[Dataset rows describing interfaces]
◆ ◆ ◆ ◆

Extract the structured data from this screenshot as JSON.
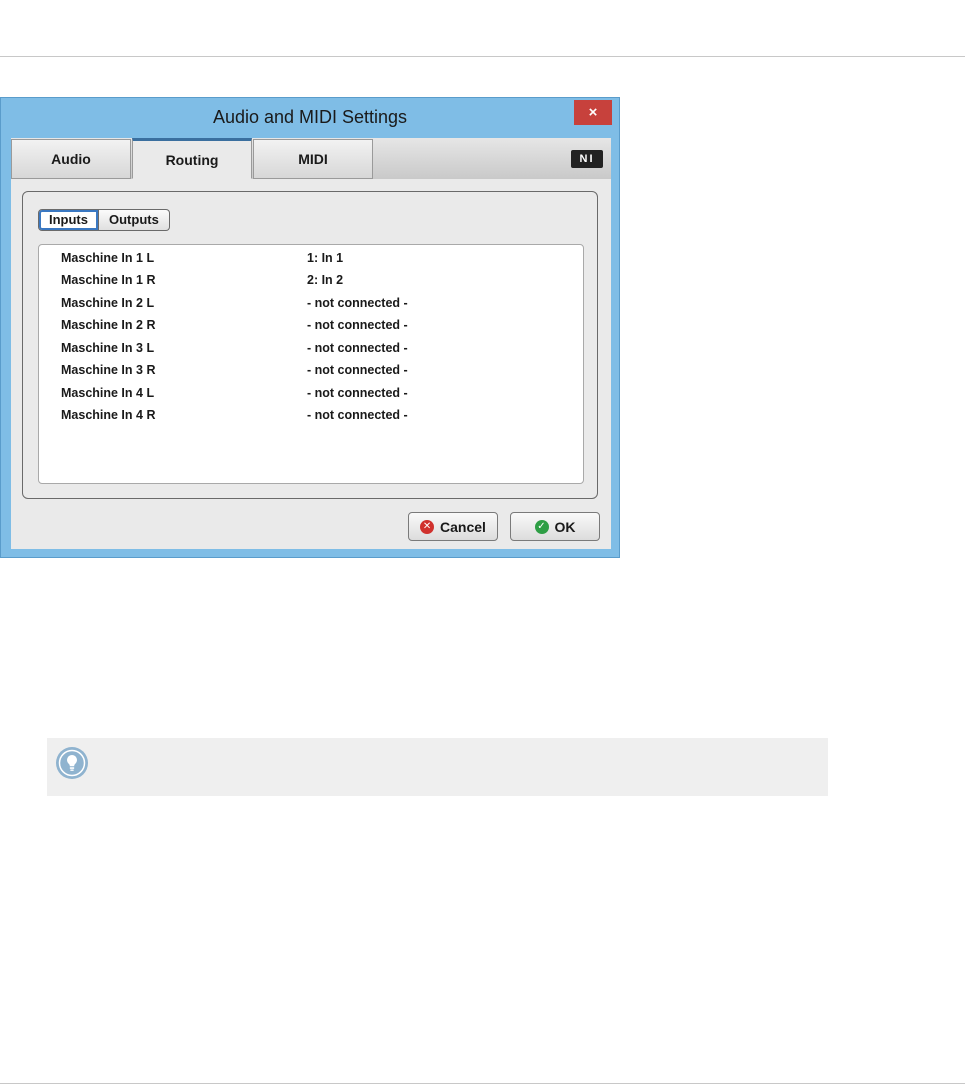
{
  "window": {
    "title": "Audio and MIDI Settings",
    "close_label": "×"
  },
  "tabs": [
    {
      "label": "Audio"
    },
    {
      "label": "Routing"
    },
    {
      "label": "MIDI"
    }
  ],
  "logo_text": "NI",
  "segments": {
    "inputs_label": "Inputs",
    "outputs_label": "Outputs",
    "selected": "Inputs"
  },
  "routing_rows": [
    {
      "channel": "Maschine In 1 L",
      "source": "1: In 1"
    },
    {
      "channel": "Maschine In 1 R",
      "source": "2: In 2"
    },
    {
      "channel": "Maschine In 2 L",
      "source": "- not connected -"
    },
    {
      "channel": "Maschine In 2 R",
      "source": "- not connected -"
    },
    {
      "channel": "Maschine In 3 L",
      "source": "- not connected -"
    },
    {
      "channel": "Maschine In 3 R",
      "source": "- not connected -"
    },
    {
      "channel": "Maschine In 4 L",
      "source": "- not connected -"
    },
    {
      "channel": "Maschine In 4 R",
      "source": "- not connected -"
    }
  ],
  "buttons": {
    "cancel_label": "Cancel",
    "ok_label": "OK"
  },
  "colors": {
    "window_frame": "#7fbde6",
    "close_button": "#c7413c",
    "active_tab_accent": "#3a6f9f",
    "cancel_icon": "#d0312d",
    "ok_icon": "#2e9e45",
    "tip_icon": "#8fb3cf"
  },
  "tip": {
    "icon": "lightbulb-icon"
  }
}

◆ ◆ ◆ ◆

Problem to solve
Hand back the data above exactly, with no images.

Task output
Extract the structured data from this screenshot as JSON.
{
  "window": {
    "title": "Audio and MIDI Settings",
    "close_label": "×"
  },
  "tabs": [
    {
      "label": "Audio"
    },
    {
      "label": "Routing"
    },
    {
      "label": "MIDI"
    }
  ],
  "logo_text": "NI",
  "segments": {
    "inputs_label": "Inputs",
    "outputs_label": "Outputs",
    "selected": "Inputs"
  },
  "routing_rows": [
    {
      "channel": "Maschine In 1 L",
      "source": "1: In 1"
    },
    {
      "channel": "Maschine In 1 R",
      "source": "2: In 2"
    },
    {
      "channel": "Maschine In 2 L",
      "source": "- not connected -"
    },
    {
      "channel": "Maschine In 2 R",
      "source": "- not connected -"
    },
    {
      "channel": "Maschine In 3 L",
      "source": "- not connected -"
    },
    {
      "channel": "Maschine In 3 R",
      "source": "- not connected -"
    },
    {
      "channel": "Maschine In 4 L",
      "source": "- not connected -"
    },
    {
      "channel": "Maschine In 4 R",
      "source": "- not connected -"
    }
  ],
  "buttons": {
    "cancel_label": "Cancel",
    "ok_label": "OK"
  },
  "colors": {
    "window_frame": "#7fbde6",
    "close_button": "#c7413c",
    "active_tab_accent": "#3a6f9f",
    "cancel_icon": "#d0312d",
    "ok_icon": "#2e9e45",
    "tip_icon": "#8fb3cf"
  },
  "tip": {
    "icon": "lightbulb-icon"
  }
}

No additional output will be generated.